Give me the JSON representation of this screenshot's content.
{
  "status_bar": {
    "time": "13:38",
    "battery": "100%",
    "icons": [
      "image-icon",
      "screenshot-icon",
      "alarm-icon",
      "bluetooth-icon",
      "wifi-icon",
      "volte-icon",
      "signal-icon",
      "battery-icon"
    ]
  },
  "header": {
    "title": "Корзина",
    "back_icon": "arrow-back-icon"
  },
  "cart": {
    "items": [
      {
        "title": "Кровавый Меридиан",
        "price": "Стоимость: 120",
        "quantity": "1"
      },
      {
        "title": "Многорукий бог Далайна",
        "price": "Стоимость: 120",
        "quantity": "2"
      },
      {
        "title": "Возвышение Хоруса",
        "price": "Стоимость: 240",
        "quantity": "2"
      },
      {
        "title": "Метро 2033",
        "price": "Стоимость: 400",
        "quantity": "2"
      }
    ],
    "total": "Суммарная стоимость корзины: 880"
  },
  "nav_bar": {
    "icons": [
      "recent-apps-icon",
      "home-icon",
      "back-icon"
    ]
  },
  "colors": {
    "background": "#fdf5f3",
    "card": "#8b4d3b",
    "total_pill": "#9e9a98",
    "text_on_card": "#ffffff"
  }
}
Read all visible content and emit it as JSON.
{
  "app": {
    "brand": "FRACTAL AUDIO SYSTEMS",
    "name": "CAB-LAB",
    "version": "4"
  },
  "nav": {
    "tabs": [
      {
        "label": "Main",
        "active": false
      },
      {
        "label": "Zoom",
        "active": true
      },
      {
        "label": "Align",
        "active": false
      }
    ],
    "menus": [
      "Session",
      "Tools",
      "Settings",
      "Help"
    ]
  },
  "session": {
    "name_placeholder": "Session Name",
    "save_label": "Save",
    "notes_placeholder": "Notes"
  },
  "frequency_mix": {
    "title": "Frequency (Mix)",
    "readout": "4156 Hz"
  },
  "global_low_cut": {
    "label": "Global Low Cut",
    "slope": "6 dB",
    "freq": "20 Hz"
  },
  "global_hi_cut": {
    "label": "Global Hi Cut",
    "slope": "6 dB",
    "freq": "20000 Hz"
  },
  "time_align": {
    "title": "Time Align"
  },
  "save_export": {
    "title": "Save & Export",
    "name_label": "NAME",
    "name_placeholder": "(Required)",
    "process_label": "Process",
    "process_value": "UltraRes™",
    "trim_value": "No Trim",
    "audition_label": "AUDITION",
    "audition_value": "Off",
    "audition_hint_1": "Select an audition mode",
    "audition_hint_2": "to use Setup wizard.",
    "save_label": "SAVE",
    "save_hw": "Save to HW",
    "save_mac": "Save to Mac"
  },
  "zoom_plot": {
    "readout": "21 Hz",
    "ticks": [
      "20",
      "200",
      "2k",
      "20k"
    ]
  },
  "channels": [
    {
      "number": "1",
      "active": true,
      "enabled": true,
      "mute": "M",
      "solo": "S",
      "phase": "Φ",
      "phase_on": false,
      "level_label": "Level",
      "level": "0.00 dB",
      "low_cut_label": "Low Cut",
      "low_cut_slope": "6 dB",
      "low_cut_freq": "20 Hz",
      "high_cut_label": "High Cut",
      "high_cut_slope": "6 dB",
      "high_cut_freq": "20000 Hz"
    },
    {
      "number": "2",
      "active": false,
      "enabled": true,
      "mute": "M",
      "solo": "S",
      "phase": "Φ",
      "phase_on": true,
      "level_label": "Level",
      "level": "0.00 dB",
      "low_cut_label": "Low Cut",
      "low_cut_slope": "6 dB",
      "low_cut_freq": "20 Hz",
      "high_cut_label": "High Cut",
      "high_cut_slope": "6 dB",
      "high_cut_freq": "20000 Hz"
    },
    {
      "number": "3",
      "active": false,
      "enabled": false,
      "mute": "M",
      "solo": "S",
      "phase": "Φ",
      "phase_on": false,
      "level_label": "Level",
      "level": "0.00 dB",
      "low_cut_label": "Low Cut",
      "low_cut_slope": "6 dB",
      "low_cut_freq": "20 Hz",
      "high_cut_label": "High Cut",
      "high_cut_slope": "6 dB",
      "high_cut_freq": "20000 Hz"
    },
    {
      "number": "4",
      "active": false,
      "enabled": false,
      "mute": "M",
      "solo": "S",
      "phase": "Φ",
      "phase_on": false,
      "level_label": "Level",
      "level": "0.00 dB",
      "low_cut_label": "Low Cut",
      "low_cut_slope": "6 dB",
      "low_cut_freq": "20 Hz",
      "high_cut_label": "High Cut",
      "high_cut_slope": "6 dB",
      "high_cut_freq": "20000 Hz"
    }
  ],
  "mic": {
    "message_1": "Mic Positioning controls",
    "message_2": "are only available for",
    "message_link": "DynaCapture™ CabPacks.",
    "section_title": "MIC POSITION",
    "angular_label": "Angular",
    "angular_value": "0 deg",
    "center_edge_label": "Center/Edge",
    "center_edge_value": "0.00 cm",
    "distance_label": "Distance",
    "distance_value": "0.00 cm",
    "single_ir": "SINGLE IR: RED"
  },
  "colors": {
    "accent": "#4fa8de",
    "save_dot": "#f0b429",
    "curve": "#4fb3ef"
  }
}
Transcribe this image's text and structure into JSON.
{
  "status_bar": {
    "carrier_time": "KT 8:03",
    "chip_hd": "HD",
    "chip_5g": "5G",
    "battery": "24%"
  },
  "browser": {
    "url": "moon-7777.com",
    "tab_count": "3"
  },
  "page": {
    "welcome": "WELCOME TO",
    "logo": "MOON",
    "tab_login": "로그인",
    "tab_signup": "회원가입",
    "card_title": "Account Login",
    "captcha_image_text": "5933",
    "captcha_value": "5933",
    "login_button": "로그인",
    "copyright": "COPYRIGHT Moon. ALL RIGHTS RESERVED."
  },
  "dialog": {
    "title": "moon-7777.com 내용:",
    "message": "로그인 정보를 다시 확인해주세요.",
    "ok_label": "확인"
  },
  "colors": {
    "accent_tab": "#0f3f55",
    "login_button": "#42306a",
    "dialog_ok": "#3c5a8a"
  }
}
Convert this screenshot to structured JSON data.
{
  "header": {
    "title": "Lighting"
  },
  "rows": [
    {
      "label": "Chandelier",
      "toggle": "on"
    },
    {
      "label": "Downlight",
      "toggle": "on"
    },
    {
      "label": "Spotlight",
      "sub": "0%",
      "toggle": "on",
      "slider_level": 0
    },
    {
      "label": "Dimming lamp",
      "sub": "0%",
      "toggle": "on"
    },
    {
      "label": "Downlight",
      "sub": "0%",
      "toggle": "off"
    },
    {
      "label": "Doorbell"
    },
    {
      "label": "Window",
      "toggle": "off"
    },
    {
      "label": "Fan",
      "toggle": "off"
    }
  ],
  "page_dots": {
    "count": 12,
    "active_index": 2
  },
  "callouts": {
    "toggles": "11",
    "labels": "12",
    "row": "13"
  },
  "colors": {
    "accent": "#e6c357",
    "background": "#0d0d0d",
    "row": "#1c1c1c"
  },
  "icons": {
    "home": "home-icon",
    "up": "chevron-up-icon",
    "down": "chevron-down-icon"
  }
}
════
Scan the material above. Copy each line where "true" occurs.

- _Exercise answer_
        "active": true
      "active": true,
      "enabled": true,
      "enabled": true,
      "phase_on": true,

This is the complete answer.